*** Block opens ***
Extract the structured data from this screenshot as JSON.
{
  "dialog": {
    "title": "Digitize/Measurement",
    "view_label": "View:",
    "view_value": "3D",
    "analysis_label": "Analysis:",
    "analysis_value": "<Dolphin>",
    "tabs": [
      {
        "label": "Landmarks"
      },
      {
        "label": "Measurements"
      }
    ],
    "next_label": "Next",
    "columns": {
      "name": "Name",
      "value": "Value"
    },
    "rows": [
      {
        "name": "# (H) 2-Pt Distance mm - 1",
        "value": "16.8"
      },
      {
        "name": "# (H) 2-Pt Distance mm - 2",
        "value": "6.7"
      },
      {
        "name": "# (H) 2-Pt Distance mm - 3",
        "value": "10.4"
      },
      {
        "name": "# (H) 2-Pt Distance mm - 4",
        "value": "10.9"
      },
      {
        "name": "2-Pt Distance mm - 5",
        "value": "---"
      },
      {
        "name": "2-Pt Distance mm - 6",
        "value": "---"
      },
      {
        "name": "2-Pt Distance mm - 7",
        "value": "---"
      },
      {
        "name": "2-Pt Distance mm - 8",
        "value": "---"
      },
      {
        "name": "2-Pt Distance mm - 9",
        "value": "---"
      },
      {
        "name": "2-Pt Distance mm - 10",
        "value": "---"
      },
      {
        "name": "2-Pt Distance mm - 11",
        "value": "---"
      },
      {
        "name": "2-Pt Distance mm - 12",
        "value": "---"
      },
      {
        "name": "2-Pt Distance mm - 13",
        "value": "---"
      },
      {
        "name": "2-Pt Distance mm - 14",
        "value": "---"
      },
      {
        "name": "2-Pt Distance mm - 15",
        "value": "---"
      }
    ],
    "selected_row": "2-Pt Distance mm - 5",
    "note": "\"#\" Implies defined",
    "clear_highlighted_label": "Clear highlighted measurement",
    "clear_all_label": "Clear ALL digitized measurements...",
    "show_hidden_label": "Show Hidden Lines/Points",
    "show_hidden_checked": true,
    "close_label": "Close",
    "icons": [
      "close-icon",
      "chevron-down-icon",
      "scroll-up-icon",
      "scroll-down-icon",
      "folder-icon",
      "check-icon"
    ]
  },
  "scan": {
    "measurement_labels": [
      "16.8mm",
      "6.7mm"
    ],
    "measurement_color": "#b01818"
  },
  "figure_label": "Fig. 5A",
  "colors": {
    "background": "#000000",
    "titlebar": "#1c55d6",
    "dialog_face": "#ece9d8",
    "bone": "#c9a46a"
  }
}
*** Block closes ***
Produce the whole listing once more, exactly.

**Reply to the exercise**
Extract the structured data from this screenshot as JSON.
{
  "dialog": {
    "title": "Digitize/Measurement",
    "view_label": "View:",
    "view_value": "3D",
    "analysis_label": "Analysis:",
    "analysis_value": "<Dolphin>",
    "tabs": [
      {
        "label": "Landmarks"
      },
      {
        "label": "Measurements"
      }
    ],
    "next_label": "Next",
    "columns": {
      "name": "Name",
      "value": "Value"
    },
    "rows": [
      {
        "name": "# (H) 2-Pt Distance mm - 1",
        "value": "16.8"
      },
      {
        "name": "# (H) 2-Pt Distance mm - 2",
        "value": "6.7"
      },
      {
        "name": "# (H) 2-Pt Distance mm - 3",
        "value": "10.4"
      },
      {
        "name": "# (H) 2-Pt Distance mm - 4",
        "value": "10.9"
      },
      {
        "name": "2-Pt Distance mm - 5",
        "value": "---"
      },
      {
        "name": "2-Pt Distance mm - 6",
        "value": "---"
      },
      {
        "name": "2-Pt Distance mm - 7",
        "value": "---"
      },
      {
        "name": "2-Pt Distance mm - 8",
        "value": "---"
      },
      {
        "name": "2-Pt Distance mm - 9",
        "value": "---"
      },
      {
        "name": "2-Pt Distance mm - 10",
        "value": "---"
      },
      {
        "name": "2-Pt Distance mm - 11",
        "value": "---"
      },
      {
        "name": "2-Pt Distance mm - 12",
        "value": "---"
      },
      {
        "name": "2-Pt Distance mm - 13",
        "value": "---"
      },
      {
        "name": "2-Pt Distance mm - 14",
        "value": "---"
      },
      {
        "name": "2-Pt Distance mm - 15",
        "value": "---"
      }
    ],
    "selected_row": "2-Pt Distance mm - 5",
    "note": "\"#\" Implies defined",
    "clear_highlighted_label": "Clear highlighted measurement",
    "clear_all_label": "Clear ALL digitized measurements...",
    "show_hidden_label": "Show Hidden Lines/Points",
    "show_hidden_checked": true,
    "close_label": "Close",
    "icons": [
      "close-icon",
      "chevron-down-icon",
      "scroll-up-icon",
      "scroll-down-icon",
      "folder-icon",
      "check-icon"
    ]
  },
  "scan": {
    "measurement_labels": [
      "16.8mm",
      "6.7mm"
    ],
    "measurement_color": "#b01818"
  },
  "figure_label": "Fig. 5A",
  "colors": {
    "background": "#000000",
    "titlebar": "#1c55d6",
    "dialog_face": "#ece9d8",
    "bone": "#c9a46a"
  }
}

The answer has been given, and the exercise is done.